### Information provided
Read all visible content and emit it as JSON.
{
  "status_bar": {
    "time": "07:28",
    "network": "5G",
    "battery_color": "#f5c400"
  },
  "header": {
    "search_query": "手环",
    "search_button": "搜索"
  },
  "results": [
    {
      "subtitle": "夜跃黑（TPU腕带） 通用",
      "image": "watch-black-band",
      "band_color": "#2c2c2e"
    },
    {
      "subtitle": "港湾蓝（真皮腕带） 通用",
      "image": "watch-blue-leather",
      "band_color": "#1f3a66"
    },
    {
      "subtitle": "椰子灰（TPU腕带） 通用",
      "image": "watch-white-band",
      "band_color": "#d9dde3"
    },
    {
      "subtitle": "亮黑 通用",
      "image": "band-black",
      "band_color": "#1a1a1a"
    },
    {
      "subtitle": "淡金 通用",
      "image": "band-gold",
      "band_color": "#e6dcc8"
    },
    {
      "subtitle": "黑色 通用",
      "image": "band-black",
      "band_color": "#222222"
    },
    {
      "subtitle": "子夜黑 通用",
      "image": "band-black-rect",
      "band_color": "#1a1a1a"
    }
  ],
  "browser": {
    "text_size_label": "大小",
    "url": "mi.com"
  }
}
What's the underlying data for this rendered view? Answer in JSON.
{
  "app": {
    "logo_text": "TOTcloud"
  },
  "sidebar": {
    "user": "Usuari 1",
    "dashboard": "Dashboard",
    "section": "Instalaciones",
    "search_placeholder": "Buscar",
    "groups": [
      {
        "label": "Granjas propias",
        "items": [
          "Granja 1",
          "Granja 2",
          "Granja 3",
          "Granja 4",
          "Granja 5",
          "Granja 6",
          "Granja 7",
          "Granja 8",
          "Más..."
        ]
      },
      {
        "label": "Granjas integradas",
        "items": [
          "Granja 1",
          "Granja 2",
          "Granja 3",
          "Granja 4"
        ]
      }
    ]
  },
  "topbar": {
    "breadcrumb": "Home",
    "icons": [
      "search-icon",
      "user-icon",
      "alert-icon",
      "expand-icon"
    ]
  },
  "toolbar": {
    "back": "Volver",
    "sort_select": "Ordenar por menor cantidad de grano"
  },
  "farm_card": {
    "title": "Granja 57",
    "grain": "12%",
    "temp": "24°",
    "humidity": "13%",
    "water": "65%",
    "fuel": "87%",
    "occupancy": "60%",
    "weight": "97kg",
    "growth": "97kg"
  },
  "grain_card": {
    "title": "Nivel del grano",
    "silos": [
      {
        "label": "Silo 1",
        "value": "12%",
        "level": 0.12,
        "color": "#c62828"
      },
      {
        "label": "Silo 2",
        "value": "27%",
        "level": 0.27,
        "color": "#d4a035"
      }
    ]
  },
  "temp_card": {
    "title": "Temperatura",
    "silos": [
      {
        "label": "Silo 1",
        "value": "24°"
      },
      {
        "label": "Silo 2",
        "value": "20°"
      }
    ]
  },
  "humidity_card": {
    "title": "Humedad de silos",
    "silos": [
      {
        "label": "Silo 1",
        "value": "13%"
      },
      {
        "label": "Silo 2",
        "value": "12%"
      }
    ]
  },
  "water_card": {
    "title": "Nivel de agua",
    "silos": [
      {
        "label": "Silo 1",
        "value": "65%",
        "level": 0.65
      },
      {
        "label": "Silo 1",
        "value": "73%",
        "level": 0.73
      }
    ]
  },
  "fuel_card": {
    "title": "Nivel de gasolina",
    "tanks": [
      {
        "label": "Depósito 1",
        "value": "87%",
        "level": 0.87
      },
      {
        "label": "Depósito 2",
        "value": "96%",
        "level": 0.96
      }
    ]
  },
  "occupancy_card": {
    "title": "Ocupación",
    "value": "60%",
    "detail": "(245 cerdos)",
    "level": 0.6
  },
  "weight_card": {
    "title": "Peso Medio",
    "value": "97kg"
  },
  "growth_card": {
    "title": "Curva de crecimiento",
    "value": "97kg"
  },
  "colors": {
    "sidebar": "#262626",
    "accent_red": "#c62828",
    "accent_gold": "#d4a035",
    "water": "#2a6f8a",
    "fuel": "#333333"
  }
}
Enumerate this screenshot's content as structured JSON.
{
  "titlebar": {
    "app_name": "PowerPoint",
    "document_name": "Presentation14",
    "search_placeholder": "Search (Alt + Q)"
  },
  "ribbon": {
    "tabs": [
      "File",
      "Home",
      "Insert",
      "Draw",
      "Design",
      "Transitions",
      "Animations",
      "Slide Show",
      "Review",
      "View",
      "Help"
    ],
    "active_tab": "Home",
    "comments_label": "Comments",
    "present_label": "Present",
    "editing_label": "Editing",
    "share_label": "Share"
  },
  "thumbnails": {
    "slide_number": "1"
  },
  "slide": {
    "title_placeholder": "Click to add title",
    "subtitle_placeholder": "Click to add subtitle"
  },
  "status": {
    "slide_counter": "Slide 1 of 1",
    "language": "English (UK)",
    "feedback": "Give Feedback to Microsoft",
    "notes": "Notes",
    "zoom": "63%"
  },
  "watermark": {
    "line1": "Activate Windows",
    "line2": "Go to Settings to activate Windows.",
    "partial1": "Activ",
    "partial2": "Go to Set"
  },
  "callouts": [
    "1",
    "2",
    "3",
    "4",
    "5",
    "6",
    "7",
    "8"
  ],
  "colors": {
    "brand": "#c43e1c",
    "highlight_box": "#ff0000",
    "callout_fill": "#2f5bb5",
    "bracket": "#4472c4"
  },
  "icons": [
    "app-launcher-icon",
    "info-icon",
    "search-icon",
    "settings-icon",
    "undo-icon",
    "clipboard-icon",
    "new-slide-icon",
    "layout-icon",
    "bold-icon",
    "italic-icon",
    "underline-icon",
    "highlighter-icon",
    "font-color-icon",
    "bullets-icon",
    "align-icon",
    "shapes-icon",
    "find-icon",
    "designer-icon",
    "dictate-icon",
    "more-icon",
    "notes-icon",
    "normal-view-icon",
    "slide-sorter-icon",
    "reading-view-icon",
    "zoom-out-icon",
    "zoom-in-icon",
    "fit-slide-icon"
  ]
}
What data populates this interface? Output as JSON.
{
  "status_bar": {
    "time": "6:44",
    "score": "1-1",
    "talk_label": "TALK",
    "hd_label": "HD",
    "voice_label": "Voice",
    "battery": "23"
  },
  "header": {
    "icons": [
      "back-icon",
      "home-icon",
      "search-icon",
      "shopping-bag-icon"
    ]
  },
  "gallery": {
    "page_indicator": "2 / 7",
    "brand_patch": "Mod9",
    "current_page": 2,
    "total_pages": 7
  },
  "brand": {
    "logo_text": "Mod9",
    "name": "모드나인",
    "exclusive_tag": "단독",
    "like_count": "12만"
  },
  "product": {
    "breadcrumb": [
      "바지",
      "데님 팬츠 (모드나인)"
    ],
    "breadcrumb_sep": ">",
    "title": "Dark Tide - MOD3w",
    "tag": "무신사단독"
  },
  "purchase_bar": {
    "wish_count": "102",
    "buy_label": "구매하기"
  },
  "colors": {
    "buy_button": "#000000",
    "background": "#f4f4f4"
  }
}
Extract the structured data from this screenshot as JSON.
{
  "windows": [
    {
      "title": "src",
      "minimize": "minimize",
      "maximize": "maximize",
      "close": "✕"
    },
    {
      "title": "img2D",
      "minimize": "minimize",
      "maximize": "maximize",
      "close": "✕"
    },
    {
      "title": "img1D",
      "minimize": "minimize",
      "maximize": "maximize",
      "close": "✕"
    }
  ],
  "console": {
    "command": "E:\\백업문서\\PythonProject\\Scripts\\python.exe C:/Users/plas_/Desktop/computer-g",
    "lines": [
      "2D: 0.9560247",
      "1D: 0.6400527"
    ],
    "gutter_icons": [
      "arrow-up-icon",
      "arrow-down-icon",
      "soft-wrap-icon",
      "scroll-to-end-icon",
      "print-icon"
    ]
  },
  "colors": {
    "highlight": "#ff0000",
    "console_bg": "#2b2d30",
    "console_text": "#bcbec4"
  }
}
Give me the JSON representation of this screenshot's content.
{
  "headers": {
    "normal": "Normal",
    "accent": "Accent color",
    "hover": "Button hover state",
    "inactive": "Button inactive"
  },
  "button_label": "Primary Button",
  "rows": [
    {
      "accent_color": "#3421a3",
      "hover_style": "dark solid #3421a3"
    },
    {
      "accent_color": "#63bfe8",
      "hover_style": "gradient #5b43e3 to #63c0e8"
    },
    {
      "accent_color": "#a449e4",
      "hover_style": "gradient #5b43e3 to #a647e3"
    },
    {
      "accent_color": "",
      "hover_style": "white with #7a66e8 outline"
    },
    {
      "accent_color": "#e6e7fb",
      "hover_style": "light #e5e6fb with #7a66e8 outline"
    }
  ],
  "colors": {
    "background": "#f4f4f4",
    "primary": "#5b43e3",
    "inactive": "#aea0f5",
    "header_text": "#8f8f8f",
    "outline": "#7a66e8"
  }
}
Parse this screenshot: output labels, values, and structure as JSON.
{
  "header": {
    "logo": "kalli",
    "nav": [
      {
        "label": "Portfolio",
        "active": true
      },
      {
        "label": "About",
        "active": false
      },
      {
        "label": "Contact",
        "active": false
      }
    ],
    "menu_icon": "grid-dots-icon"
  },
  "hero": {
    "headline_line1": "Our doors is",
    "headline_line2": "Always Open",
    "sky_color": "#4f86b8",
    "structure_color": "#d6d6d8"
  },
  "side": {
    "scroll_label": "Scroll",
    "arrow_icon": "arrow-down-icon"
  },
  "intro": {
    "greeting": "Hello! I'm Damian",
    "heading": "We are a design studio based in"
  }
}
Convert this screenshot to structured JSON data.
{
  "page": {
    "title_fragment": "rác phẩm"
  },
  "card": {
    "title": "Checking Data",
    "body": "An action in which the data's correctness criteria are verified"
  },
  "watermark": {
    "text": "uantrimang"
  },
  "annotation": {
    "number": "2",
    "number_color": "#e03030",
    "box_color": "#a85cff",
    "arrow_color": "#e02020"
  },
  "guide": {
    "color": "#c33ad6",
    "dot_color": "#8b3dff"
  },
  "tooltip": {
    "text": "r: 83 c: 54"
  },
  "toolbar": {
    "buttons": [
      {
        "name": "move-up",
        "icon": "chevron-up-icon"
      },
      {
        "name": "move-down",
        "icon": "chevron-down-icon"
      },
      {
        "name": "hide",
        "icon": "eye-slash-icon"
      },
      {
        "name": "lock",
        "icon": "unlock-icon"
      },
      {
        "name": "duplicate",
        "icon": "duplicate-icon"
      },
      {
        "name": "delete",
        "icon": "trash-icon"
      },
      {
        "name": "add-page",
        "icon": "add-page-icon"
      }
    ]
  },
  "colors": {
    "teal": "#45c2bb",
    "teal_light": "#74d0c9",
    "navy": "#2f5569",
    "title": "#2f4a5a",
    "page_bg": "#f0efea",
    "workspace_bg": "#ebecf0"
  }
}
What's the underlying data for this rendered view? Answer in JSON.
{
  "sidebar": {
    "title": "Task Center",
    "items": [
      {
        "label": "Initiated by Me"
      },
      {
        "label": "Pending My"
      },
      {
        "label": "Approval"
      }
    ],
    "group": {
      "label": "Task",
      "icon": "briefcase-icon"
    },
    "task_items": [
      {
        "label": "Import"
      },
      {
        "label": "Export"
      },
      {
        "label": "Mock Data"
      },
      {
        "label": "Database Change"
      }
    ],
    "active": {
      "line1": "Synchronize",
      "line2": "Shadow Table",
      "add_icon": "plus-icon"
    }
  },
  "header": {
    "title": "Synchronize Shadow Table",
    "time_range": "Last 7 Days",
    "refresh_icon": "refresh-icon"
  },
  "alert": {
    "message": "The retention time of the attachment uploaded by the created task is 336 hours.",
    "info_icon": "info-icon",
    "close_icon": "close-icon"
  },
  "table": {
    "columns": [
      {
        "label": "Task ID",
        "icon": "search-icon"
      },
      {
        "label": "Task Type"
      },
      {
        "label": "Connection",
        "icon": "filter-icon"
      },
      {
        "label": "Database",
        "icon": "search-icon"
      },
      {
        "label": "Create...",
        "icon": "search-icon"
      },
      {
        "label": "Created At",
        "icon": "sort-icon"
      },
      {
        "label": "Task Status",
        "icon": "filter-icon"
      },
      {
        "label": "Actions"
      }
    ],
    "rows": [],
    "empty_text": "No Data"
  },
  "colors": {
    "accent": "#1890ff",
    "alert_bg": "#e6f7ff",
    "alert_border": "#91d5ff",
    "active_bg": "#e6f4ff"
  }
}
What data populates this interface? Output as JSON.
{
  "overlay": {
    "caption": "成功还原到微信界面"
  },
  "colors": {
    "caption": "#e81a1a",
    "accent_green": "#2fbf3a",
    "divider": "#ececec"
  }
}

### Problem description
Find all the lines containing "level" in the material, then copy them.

### Result for this exercise
        "level": 0.12,
        "level": 0.27,
        "level": 0.65
        "level": 0.73
        "level": 0.87
        "level": 0.96
    "level": 0.6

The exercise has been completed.